From the time I first dialed the phone to the moment I finished the customer service survey and hung up was exactly 40 minutes and 0 seconds. That certainly isn’t fast by any measure, but Darin would probably hunt me down and punch me in the face if I complained about my hold time today.
I don’t yet see the cash refunds pending on my credit card statement, but nor would I expect to yet. Given that the taxes on these flights were only $5.60 per passenger, it’s only a total of $33.60 that I expect to get back on top of the miles.
In short, my experience cancelling a Turkish award ticket was smooth and simple as I would expect it to be. It matched my last experience cancelling (in pre-pandemic days) when I called and paid the cancellation fee for three passengers. Apart from having to pay one passenger at a time, it wasn’t a much different experience.
That is not to suggest that any of the many people who have reported issues did anything wrong. On the contrary, I am convinced that the smoothness of my Turkish award ticket cancellation experience has nothing to do with any special knowledge or experience I possess but rather a very random and unpredictable outcome. It’s not unprecedented: we’ve also received a number of reports from people with similar stories who were able to cancel their Turkish-ticketed trips on United flights with ease and for no fee due to COVID-related schedule changes. My case isn’t unique, but I don’t understand why it isn’t universal (and it clearly isn’t).
Cancelling a Turkish award ticket: Bottom line
The good news here is that it is indeed possible to score an amazing deal with Turkish Miles & Smiles — in addition to this trip that I had booked for a hard-to-imagine 12.5K miles each way in business class, I traveled to Hawaii a couple of times in 2019 in economy class for 7,500 miles per passenger from the east coast of the US. That is still amazing as is the thought of booking domestic one-ways anywhere else in the US on United for 7,500 miles. However, it isn’t all rainbows and sunshine; many readers have had difficulty getting refunded for cancellations — some eventually giving up and others like Darin going to unbelievable lengths that likely make them question the wisdom of booking with Turkish again in the future. Unfortunately, it is difficult to predict which type of experience you’ll get cancelling a Turkish award ticket, so it is up to each person to decide if the savings are worth the potential hassle. In a normal word where travel happens according to schedule, I’m sure I’ll take the gamble again (in no small part due to my overwhelmingly positive personal experiences), but I’ll probably hold off on booking non-imminent travel via Turkish until travel gets much closer to normal.
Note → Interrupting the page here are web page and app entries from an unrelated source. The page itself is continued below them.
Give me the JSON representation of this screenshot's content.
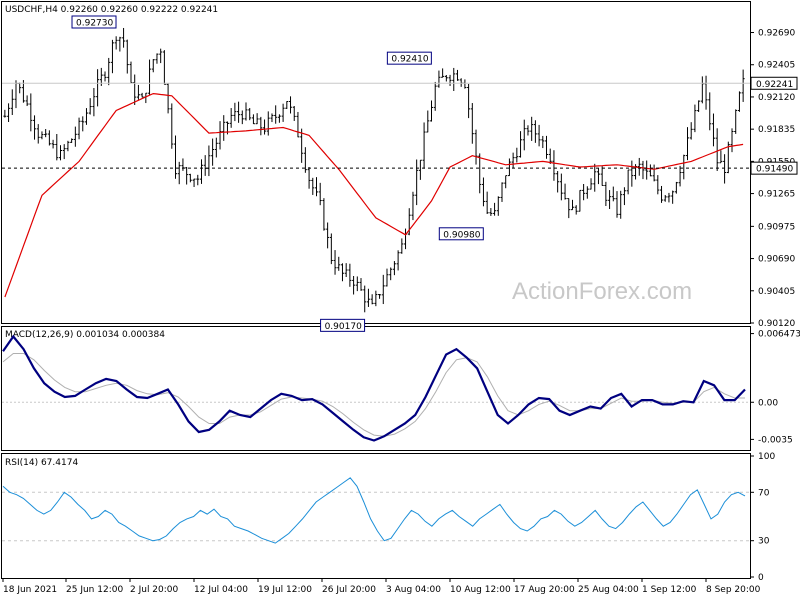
{
  "header": {
    "symbol_title": "USDCHF,H4  0.92260 0.92260 0.92222 0.92241"
  },
  "watermark": "ActionForex.com",
  "colors": {
    "bars": "#000000",
    "ma": "#e00000",
    "macd": "#000080",
    "signal": "#b0b0b0",
    "rsi": "#1c8fd8",
    "label_border": "#000080",
    "grid": "#c8c8c8"
  },
  "chart_data": [
    {
      "type": "ohlc",
      "title": "USDCHF,H4  0.92260 0.92260 0.92222 0.92241",
      "ylim": [
        0.9012,
        0.9296
      ],
      "y_ticks": [
        "0.92690",
        "0.92405",
        "0.92120",
        "0.91835",
        "0.91550",
        "0.91265",
        "0.90975",
        "0.90690",
        "0.90405",
        "0.90120"
      ],
      "current_price": "0.92241",
      "horizontal_line_label": "0.91490",
      "annotations": [
        "0.92730",
        "0.92410",
        "0.90980",
        "0.90170"
      ],
      "x_ticks": [
        "18 Jun 2021",
        "25 Jun 12:00",
        "2 Jul 20:00",
        "12 Jul 04:00",
        "19 Jul 12:00",
        "26 Jul 20:00",
        "3 Aug 04:00",
        "10 Aug 12:00",
        "17 Aug 20:00",
        "25 Aug 04:00",
        "1 Sep 12:00",
        "8 Sep 20:00"
      ],
      "close_profile": [
        [
          0,
          0.9195
        ],
        [
          3,
          0.9225
        ],
        [
          6,
          0.9205
        ],
        [
          9,
          0.918
        ],
        [
          12,
          0.917
        ],
        [
          15,
          0.916
        ],
        [
          18,
          0.9175
        ],
        [
          21,
          0.919
        ],
        [
          24,
          0.9215
        ],
        [
          27,
          0.9235
        ],
        [
          30,
          0.9268
        ],
        [
          32,
          0.9262
        ],
        [
          34,
          0.922
        ],
        [
          37,
          0.9208
        ],
        [
          40,
          0.9245
        ],
        [
          42,
          0.9255
        ],
        [
          44,
          0.92
        ],
        [
          46,
          0.915
        ],
        [
          49,
          0.9145
        ],
        [
          52,
          0.914
        ],
        [
          55,
          0.916
        ],
        [
          58,
          0.9178
        ],
        [
          61,
          0.9195
        ],
        [
          64,
          0.9198
        ],
        [
          67,
          0.9188
        ],
        [
          70,
          0.9185
        ],
        [
          73,
          0.9195
        ],
        [
          76,
          0.921
        ],
        [
          79,
          0.918
        ],
        [
          82,
          0.914
        ],
        [
          85,
          0.9115
        ],
        [
          88,
          0.907
        ],
        [
          91,
          0.9055
        ],
        [
          94,
          0.905
        ],
        [
          97,
          0.9035
        ],
        [
          99,
          0.9025
        ],
        [
          101,
          0.904
        ],
        [
          104,
          0.906
        ],
        [
          107,
          0.908
        ],
        [
          110,
          0.913
        ],
        [
          113,
          0.9175
        ],
        [
          116,
          0.922
        ],
        [
          119,
          0.9232
        ],
        [
          122,
          0.9232
        ],
        [
          124,
          0.9225
        ],
        [
          126,
          0.918
        ],
        [
          128,
          0.9135
        ],
        [
          130,
          0.911
        ],
        [
          132,
          0.9108
        ],
        [
          135,
          0.9145
        ],
        [
          138,
          0.9165
        ],
        [
          141,
          0.9185
        ],
        [
          144,
          0.9178
        ],
        [
          147,
          0.916
        ],
        [
          150,
          0.913
        ],
        [
          153,
          0.911
        ],
        [
          156,
          0.913
        ],
        [
          159,
          0.9145
        ],
        [
          162,
          0.9125
        ],
        [
          165,
          0.9112
        ],
        [
          168,
          0.9142
        ],
        [
          171,
          0.915
        ],
        [
          174,
          0.914
        ],
        [
          177,
          0.9125
        ],
        [
          180,
          0.913
        ],
        [
          183,
          0.916
        ],
        [
          186,
          0.9195
        ],
        [
          188,
          0.9222
        ],
        [
          190,
          0.919
        ],
        [
          192,
          0.9155
        ],
        [
          194,
          0.915
        ],
        [
          196,
          0.9178
        ],
        [
          198,
          0.9212
        ],
        [
          199,
          0.9224
        ]
      ],
      "series": [
        {
          "name": "",
          "ma_profile": [
            [
              0,
              0.9035
            ],
            [
              10,
              0.9125
            ],
            [
              20,
              0.9155
            ],
            [
              30,
              0.92
            ],
            [
              40,
              0.9215
            ],
            [
              45,
              0.9213
            ],
            [
              55,
              0.918
            ],
            [
              65,
              0.9182
            ],
            [
              75,
              0.9185
            ],
            [
              82,
              0.9178
            ],
            [
              90,
              0.9148
            ],
            [
              100,
              0.9105
            ],
            [
              108,
              0.909
            ],
            [
              115,
              0.912
            ],
            [
              120,
              0.915
            ],
            [
              126,
              0.916
            ],
            [
              135,
              0.9152
            ],
            [
              145,
              0.9155
            ],
            [
              155,
              0.915
            ],
            [
              165,
              0.9152
            ],
            [
              175,
              0.9148
            ],
            [
              185,
              0.9155
            ],
            [
              195,
              0.9168
            ],
            [
              199,
              0.917
            ]
          ]
        }
      ]
    },
    {
      "type": "line",
      "title": "MACD(12,26,9) 0.001034 0.000384",
      "ylim": [
        -0.0045,
        0.007
      ],
      "y_ticks": [
        "0.006473",
        "0.00",
        "-0.0035"
      ],
      "series": [
        {
          "name": "",
          "values": [
            0.0048,
            0.0062,
            0.005,
            0.0032,
            0.0018,
            0.001,
            0.0005,
            0.0006,
            0.0012,
            0.0018,
            0.0022,
            0.002,
            0.0012,
            0.0005,
            0.0004,
            0.0008,
            0.0012,
            -0.0002,
            -0.0018,
            -0.0028,
            -0.0026,
            -0.0018,
            -0.0008,
            -0.0012,
            -0.0014,
            -0.0006,
            0.0002,
            0.0008,
            0.0006,
            0.0002,
            0.0003,
            -0.0002,
            -0.001,
            -0.0018,
            -0.0026,
            -0.0033,
            -0.0036,
            -0.0032,
            -0.0026,
            -0.002,
            -0.0012,
            0.0005,
            0.0025,
            0.0045,
            0.005,
            0.0042,
            0.0032,
            0.001,
            -0.0012,
            -0.002,
            -0.0012,
            -0.0002,
            0.0004,
            0.0003,
            -0.0008,
            -0.0012,
            -0.0008,
            -0.0004,
            -0.0006,
            0.0004,
            0.0008,
            -0.0004,
            0.0002,
            0.0002,
            -0.0002,
            -0.0002,
            0.0001,
            0.0,
            0.002,
            0.0016,
            0.0002,
            0.0002,
            0.0012
          ]
        },
        {
          "name": "",
          "values": [
            0.0038,
            0.0046,
            0.0046,
            0.004,
            0.003,
            0.0021,
            0.0014,
            0.001,
            0.001,
            0.0013,
            0.0016,
            0.0018,
            0.0016,
            0.0011,
            0.0008,
            0.0007,
            0.0009,
            0.0005,
            -0.0004,
            -0.0014,
            -0.002,
            -0.002,
            -0.0014,
            -0.0012,
            -0.0012,
            -0.0009,
            -0.0003,
            0.0003,
            0.0005,
            0.0004,
            0.0003,
            0.0001,
            -0.0004,
            -0.0011,
            -0.0019,
            -0.0026,
            -0.0031,
            -0.0032,
            -0.003,
            -0.0025,
            -0.0018,
            -0.0006,
            0.001,
            0.0028,
            0.004,
            0.0042,
            0.0038,
            0.0024,
            0.0006,
            -0.0008,
            -0.0012,
            -0.0008,
            -0.0002,
            0.0001,
            -0.0003,
            -0.0008,
            -0.0008,
            -0.0006,
            -0.0006,
            -0.0001,
            0.0004,
            0.0001,
            0.0001,
            0.0002,
            0.0,
            -0.0001,
            0.0,
            0.0,
            0.001,
            0.0014,
            0.0008,
            0.0004,
            0.0004
          ]
        }
      ]
    },
    {
      "type": "line",
      "title": "RSI(14) 67.4174",
      "ylim": [
        0,
        100
      ],
      "y_ticks": [
        "100",
        "70",
        "30",
        "0"
      ],
      "reference_levels": [
        70,
        30
      ],
      "series": [
        {
          "name": "",
          "values": [
            75,
            70,
            68,
            65,
            60,
            55,
            52,
            55,
            62,
            70,
            66,
            60,
            55,
            48,
            50,
            55,
            52,
            45,
            42,
            38,
            34,
            32,
            30,
            31,
            34,
            40,
            45,
            48,
            50,
            55,
            52,
            56,
            50,
            48,
            42,
            40,
            38,
            35,
            32,
            30,
            28,
            32,
            36,
            42,
            48,
            55,
            62,
            66,
            70,
            74,
            78,
            82,
            75,
            62,
            48,
            38,
            30,
            32,
            40,
            48,
            55,
            52,
            46,
            42,
            48,
            52,
            55,
            50,
            46,
            42,
            48,
            52,
            56,
            60,
            52,
            45,
            40,
            38,
            42,
            48,
            50,
            55,
            52,
            46,
            42,
            45,
            50,
            55,
            48,
            42,
            40,
            45,
            52,
            58,
            62,
            55,
            48,
            42,
            45,
            52,
            60,
            68,
            72,
            60,
            48,
            52,
            62,
            68,
            70,
            67
          ]
        }
      ]
    }
  ]
}
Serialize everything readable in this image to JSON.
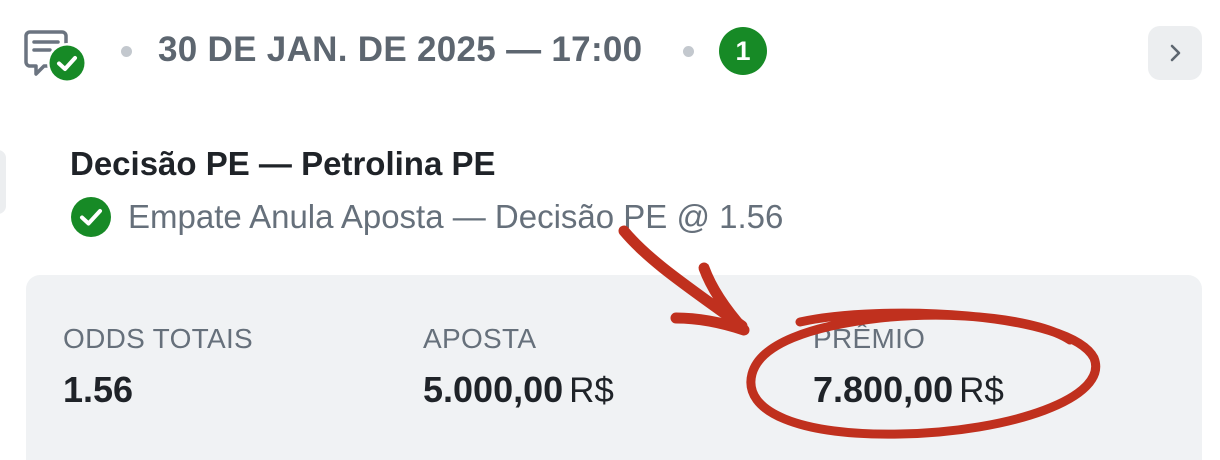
{
  "header": {
    "date_time": "30 DE JAN. DE 2025 — 17:00",
    "count": "1",
    "status_color": "#178a26",
    "ticket_icon": "ticket-check-icon",
    "nav_icon": "chevron-right-icon"
  },
  "bet": {
    "match": "Decisão PE — Petrolina PE",
    "selection": "Empate Anula Aposta — Decisão PE @ 1.56",
    "selection_icon": "check-circle-icon"
  },
  "summary": {
    "odds_label": "ODDS TOTAIS",
    "odds_value": "1.56",
    "stake_label": "APOSTA",
    "stake_value": "5.000,00",
    "stake_currency": "R$",
    "prize_label": "PRÊMIO",
    "prize_value": "7.800,00",
    "prize_currency": "R$"
  },
  "annotation": {
    "color": "#c0301e",
    "shapes": [
      "arrow",
      "ellipse"
    ]
  }
}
When it does, paying less for 3 passengers than United would charge me for one is too good of an opportunity for me to pass up, but that’s a sentence I don’t imagine readers like Darin will be uttering soon and that’s fair.